Project "Computer Games in the Classroom"
(scroll down for publications)

The Department of Computer Science at the University of Southern California created a Bachelor's Program in Computer Science (Games) and a Master's Program in Computer Science (Game Development), which not only provide students with all the necessary computer science knowledge and skills for working anywhere in industry or pursuing advanced degrees but also enable them to be immediately productive in the game-development industry. They consist of regular computer science classes, game-engineering classes, game-design classes, game cross-disciplinary classes and a final game project. See Zyda and Koenig, Teaching Artificial Intelligence Playfully, Proceedings of the AAAI-08 Education Colloquium, 2008 for more information. The undergraduate and graduate versions of the "Introduction to Artificial Intelligence" class at the University of Southern California are regular computer science classes that are part of this curriculum. We have developed game projects for them because games motivate students, which we believe increases enrollment and retention and helps us to educate better computer scientists.

Artificial intelligence becomes more and more important for computer games, now that games use graphics libraries that produce stunning graphics and thus no longer gain much of a competitive advantage via their graphics capabilities. Many games need trajectory-planning capabilities and thus use search algorithms. Some games already use machine learning or planning algorithms. For example, "Black and White" uses a combination of inductive learning of decision trees and reinforcement learning with neural networks, and "F.E.A.R" uses goal-oriented action planning. Thus, games can be used to illustrate many areas of artificial intelligence.

It was tempting for us to use a publicly available game engine throughout the class and then ask the students to perform several projects in it, such as a search project to plan the trajectories of the game characters and a machine-learning project to allow them to adapt to the behavior of their opponents. However, students familiar with game development already have plenty of exposure to game engines while students not interested in game development do not need the additional overhead. To put all students on the same footing and allow them to concentrate on the material taught in class, we decided to go with several small projects that do not need large code bases.

If you are using any of our projects in your class or have any questions, comments or corrections, please send us an email at We will use this webpage to release additional projects and post updates, errata and supporting material. If there is sufficient interest, we will create sample solutions for teachers at accredited colleges and universities.

The first non-USC course to adopt one of our projects was Artificial Intelligence (CS 482/682), taught by Kostas (Konstantinos) Bekris at the University of Nevada at Reno. He reported that the students loved the project. The second non-USC course to adopt one of our projects was Intelligent Systems: Robots, Agents, and Humans (CAP6938), taught by Gita Sukthankar at the University of Central Florida. The third non-USC course to adopt one of our projects was "Principles of Autonomy and Decision Making" at Massachusetts Institute of Technology. Abdeslam Boularias from Rutgers University wrote in Spring 2018: "Thank you again for the assignment on Adapative A*. I have been regularly using it in my Introduction to Artificial Intelligence class at Rutgers ... since September 2015. Students love it and find it very educational and entertaining at the same time."

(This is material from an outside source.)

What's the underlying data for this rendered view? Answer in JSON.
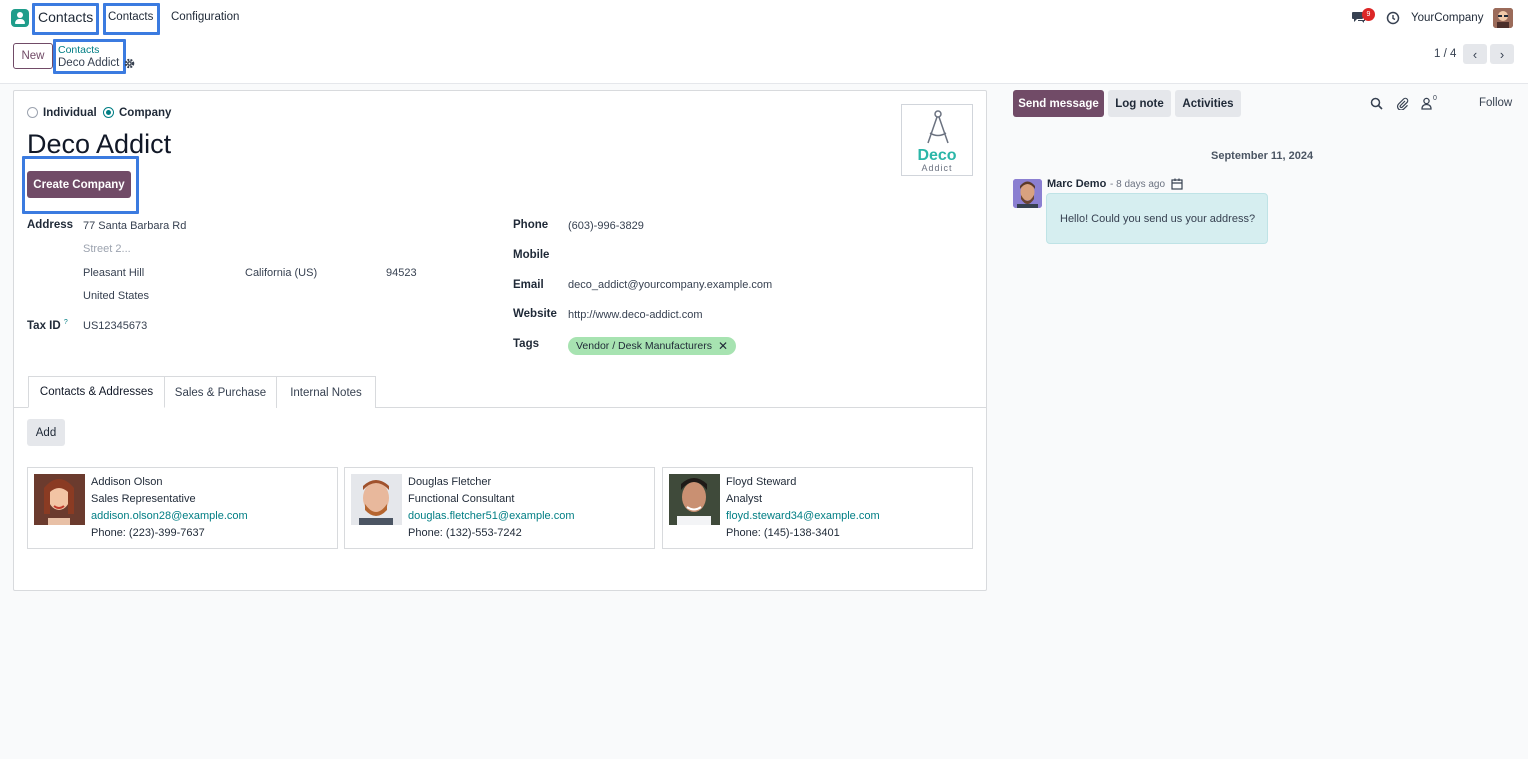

Our projects were also selected as EAAI Model AI Assignments. You can find many other Model AI Assignments in the Model AI Assignment Project Archive.

Representative Overview Publications

Class Projects

Some of this material is based upon work supported by the Fund for Innovative Undergraduate Teaching at the University of Southern California.

If you have comments on any of these papers, please send me an email! Also, please send me your papers if we have common interests.

This page was automatically created by a bibliography maintenance system that was developed as part of an undergraduate research project, advised by Sven Koenig.

Research on Computer Games

Home Page of Sven Koenig